What drove the British electorate to vote for Brexit? One useful way of answering this question comes from looking at psychological research into eurosceptic attitudes across Europe. This research has identified three broad explanations, each identifying a set of core concerns as being the primary motive for euroscepticism.
First, the political approach suggests that, given the low level of knowledge of the integration process, voters resort to proxies when formulating their views about integration. These proxies are strongly influenced by domestic politics, particularly government approval and support for incumbent political parties. Analyses of the Brexit vote certainly suggests that voters may have used the EU referendum as an opportunity to voice their discontent with the main political parties.
Second, the utilitarian approach suggests that voters are influenced by a calculation of the economic costs and benefits of EU membership. This research suggests that support for integration is lower in social groups who are, or feel, more exposed to competition as a result of the single market and free movement of labour.
Commentary of the Brexit vote has relied on this utilitarian perspective, suggesting that Brexit voters were more likely to be those “left behind” – the financially insecure, who have few or no educational qualifications and little social mobility.
Finally, the identity approach suggests that attitudes toward European integration is primarily driven by feelings of national attachment and perceptions of threat to the nation-state and national integrity. In particular, eurosceptic attitudes appear to be strongly driven by perceptions of cultural threat posed by the integration of different peoples and cultures to one’s in-group. Threats can come from any non-national change in society, such as globalisation, but much of the psychological research has focused on the threat posed by immigration.
The focus on immigration is pertinent from a psychological point of view. Social integration theory proposes that individuals achieve positive social identity through comparisons between one’s in-group and relevant out-groups. If the comparison results in a negative evaluation of the in-group, individuals may seek to re-establish positive social identity through derogatory views of the out-group, particularly if the out-group is perceived as a threat.
Studies of European integration consistently show that, when immigrants are perceived as an out-group and a threat to in-group cultural values, respondents are more likely to reject further European integration and provide greater electoral support for Eurosceptic political parties
One particular feature of anti-immigrant sentiment in Europe concerns the perceived threat posed by Muslims and Islam to Western cultural values. These sentiments have been driven in part by terrorist attacks and the refugee crisis, but they are also heavily influenced by Islamophobic conspiracist narratives. These narratives draw on older forms of racism, but also incorporate concepts derived from the notion of a clash of civilisations, to suggest that there is an ongoing attempt to Islamise Europe.

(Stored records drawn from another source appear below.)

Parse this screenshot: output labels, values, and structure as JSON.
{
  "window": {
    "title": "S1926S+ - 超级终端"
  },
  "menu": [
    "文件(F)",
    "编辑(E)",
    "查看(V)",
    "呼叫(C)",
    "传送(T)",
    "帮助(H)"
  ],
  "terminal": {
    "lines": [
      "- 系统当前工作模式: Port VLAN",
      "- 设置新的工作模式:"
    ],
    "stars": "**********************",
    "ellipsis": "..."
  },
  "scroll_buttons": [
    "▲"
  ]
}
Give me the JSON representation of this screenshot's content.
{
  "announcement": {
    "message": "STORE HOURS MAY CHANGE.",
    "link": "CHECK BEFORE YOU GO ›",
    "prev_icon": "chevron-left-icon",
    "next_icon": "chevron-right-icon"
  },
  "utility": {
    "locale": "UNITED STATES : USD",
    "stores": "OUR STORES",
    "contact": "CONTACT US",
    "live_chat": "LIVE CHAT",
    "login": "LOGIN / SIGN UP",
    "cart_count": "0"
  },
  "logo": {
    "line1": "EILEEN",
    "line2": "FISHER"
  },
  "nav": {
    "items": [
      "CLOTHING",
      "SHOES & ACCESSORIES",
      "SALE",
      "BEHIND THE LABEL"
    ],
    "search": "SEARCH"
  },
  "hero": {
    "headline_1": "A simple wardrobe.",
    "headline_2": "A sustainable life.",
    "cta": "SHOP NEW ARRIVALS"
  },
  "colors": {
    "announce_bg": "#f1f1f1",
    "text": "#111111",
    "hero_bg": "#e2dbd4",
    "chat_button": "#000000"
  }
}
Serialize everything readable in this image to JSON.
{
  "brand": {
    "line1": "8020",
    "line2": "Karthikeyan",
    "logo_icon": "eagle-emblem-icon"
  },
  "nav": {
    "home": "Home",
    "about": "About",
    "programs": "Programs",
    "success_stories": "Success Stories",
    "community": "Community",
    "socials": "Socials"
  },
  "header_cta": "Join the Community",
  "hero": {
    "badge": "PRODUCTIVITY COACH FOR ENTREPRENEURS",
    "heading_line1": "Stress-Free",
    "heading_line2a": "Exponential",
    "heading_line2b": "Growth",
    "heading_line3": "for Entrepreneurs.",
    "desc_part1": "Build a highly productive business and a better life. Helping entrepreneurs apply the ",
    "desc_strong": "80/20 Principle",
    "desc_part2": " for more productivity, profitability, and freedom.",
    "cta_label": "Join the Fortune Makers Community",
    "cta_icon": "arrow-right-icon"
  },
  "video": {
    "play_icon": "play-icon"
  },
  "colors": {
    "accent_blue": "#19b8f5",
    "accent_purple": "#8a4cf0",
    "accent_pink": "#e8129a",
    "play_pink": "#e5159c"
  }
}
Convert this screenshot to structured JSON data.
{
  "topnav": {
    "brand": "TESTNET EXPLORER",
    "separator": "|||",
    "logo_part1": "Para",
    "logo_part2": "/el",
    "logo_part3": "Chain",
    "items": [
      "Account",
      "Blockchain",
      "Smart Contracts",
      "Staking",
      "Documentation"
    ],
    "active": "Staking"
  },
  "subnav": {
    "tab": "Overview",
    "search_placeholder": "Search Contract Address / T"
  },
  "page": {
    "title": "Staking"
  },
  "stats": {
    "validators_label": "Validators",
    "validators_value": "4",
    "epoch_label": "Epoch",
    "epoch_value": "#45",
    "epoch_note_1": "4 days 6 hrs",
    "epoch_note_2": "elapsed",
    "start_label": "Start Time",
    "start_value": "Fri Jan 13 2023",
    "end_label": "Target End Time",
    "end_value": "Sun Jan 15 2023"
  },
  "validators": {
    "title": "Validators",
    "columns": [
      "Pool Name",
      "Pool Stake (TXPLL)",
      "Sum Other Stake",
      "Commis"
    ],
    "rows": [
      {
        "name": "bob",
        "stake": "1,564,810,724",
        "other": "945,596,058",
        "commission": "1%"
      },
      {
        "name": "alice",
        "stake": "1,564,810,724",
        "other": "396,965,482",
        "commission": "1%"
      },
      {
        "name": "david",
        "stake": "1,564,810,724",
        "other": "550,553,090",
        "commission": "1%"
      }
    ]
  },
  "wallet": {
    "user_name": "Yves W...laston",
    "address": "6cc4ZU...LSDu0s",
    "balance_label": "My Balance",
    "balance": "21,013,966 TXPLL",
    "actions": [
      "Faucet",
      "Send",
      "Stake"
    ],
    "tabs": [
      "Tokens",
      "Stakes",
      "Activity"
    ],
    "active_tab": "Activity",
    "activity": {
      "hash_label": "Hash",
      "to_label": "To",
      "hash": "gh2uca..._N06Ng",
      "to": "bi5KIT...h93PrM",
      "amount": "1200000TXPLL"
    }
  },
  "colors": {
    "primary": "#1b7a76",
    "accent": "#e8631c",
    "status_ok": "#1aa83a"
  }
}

Europe is being Islamised, so the conspiracist claim goes, either by intentional asymmetrical population growth or mass migration, or indirectly via naïve attempts to encourage multi-culturalism by liberal politicians.
Drawing on the identity approach, my colleagues and I sought to understand the extent to which perceptions of threat generally and belief in the Islamophobic conspiracist narrative specifically influenced the Brexit vote. To do this, we asked an online sample of 303 British respondents to complete a questionnaire in April 2016, about two months before the actual EU referendum.
The questionnaire included an item about respondents’ voting intentions in the EU referendum, as well as validated measures of belief in the Islamophobic conspiracy theory, identification with the British in-group, and perceived threat posed by Muslim migrants to the Britons, among other things.
Our results are consistent with the identity perspective. In broad outline, our respondents were more likely to intend to vote for Brexit if they perceived Muslim migrants to pose a threat to the political and economic power of the British in-group. However, the link between perceived threat and voting intentions was also mediated by belief in the Islamophobic conspiracy theory; that is, respondents who perceive a threat to the British in-group were more likely to believe in the conspiracist narrative, which in turn contributed to an intention to vote for Brexit.
This is a somewhat simplified summary of our findings and interested readers are encouraged to consult our full findings, which are reported in the British Journal of Psychology. Nevertheless, one broad conclusion from our work is that conspiracy theories may have influenced the decision to vote to leave the EU.
Of course, there are a number of limitations to our data, not least of which is the fact that our data provides a snapshot of voting intentions April 2016 and events that occurred in the intervening period before the actual vote may have affected voting intentions in ways that are difficult to determine. Our reliance on an online sample also reduces the generalisability of our findings and we also did not include measures that would have been reflective of a political or utilitarian perspective.
Nevertheless, our data provide a useful snapshot of voting intentions for the EU referendum and suggest that the intention to vote to leave the EU was partly motivated by belief in conspiracy theories, which was itself shaped by perceived threat to the British in-group. If nothing else, our findings provide some much-needed context to commentaries about Brexit and emphasise the role of individual cognitions on attitudes toward EU integration.